• [What this task involves]
In the data below, find every line with the string "JSON" and pull it out.

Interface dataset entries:
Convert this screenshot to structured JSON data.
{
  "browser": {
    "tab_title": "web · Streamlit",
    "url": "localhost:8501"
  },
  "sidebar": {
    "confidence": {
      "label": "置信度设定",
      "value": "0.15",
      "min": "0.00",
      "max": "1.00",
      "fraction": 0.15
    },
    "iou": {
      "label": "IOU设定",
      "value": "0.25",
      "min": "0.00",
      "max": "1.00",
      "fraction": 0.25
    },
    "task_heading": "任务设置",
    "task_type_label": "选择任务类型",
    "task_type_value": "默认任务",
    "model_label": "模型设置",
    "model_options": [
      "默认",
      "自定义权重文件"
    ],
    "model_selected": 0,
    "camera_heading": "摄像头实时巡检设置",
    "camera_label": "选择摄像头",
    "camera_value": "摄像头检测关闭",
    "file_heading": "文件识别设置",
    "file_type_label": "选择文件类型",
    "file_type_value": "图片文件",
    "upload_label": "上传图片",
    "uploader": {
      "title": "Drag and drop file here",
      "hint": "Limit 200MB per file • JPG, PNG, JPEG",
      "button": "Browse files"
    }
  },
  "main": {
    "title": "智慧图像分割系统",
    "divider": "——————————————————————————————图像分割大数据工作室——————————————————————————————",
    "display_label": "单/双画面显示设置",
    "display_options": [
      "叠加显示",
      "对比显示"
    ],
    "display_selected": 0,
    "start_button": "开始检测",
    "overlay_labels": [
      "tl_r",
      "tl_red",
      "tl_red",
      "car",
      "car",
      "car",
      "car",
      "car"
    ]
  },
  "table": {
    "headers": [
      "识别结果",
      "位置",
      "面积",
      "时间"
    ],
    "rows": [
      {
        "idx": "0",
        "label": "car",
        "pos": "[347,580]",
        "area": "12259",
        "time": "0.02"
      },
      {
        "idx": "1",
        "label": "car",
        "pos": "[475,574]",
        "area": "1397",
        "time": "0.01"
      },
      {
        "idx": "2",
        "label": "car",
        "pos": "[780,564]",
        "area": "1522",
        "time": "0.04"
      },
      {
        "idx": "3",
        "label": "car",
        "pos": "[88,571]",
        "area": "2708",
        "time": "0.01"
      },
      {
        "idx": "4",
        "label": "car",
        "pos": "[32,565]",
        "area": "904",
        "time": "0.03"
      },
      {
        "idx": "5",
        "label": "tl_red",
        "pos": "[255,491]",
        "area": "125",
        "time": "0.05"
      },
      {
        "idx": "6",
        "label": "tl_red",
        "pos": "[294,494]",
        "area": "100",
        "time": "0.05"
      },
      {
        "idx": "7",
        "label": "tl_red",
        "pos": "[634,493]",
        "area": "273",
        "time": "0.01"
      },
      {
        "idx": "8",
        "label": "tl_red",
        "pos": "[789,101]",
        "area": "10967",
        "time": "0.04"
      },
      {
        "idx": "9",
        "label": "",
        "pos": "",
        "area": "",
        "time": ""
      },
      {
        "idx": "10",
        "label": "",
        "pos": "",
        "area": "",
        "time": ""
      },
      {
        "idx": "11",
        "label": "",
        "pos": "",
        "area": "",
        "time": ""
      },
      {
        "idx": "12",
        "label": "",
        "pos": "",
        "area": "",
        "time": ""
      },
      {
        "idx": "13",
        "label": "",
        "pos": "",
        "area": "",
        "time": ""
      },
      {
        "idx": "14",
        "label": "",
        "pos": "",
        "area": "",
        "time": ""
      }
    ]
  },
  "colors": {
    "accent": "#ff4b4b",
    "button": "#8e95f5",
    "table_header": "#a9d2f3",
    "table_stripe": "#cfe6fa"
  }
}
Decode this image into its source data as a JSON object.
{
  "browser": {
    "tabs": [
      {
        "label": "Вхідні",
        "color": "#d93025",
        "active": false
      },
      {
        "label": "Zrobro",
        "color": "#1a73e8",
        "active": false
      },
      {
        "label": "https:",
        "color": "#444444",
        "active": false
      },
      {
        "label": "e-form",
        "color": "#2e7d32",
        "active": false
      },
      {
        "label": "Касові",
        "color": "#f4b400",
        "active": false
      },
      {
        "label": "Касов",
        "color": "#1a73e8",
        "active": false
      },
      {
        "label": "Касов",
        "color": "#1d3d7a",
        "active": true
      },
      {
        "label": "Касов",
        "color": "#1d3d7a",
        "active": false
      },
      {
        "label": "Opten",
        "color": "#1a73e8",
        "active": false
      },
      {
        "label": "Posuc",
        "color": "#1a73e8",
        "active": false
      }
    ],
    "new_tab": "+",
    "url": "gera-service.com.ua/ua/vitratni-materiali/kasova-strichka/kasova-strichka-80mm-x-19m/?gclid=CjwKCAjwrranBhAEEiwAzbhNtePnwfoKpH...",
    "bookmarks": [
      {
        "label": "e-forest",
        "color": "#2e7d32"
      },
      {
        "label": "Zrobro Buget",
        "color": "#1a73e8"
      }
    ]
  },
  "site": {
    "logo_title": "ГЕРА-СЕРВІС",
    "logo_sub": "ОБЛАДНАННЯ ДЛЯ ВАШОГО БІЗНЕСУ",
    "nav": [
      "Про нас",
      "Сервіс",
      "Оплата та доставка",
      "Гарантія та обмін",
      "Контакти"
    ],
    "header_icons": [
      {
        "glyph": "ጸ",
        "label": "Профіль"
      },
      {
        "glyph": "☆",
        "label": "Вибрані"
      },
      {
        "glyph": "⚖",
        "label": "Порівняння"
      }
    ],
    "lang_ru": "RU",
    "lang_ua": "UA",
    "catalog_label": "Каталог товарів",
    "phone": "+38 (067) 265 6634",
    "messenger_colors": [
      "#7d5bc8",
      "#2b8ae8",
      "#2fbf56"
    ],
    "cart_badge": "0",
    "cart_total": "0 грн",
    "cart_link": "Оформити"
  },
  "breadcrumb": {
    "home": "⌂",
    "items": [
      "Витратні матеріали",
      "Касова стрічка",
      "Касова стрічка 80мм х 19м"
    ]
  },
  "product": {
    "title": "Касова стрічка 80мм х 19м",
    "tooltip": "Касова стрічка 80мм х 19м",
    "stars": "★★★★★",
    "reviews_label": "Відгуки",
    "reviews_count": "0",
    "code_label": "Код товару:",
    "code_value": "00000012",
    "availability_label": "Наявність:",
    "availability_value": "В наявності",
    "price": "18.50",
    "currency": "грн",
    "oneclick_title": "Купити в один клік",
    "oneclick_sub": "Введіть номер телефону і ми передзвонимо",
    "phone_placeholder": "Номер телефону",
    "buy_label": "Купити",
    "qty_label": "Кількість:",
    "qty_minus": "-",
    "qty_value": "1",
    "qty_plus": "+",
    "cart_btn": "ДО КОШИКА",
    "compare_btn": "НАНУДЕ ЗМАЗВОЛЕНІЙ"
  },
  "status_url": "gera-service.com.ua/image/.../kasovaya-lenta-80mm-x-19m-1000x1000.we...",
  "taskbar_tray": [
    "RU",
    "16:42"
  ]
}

• [Answer]
Convert this screenshot to structured JSON data.
Decode this image into its source data as a JSON object.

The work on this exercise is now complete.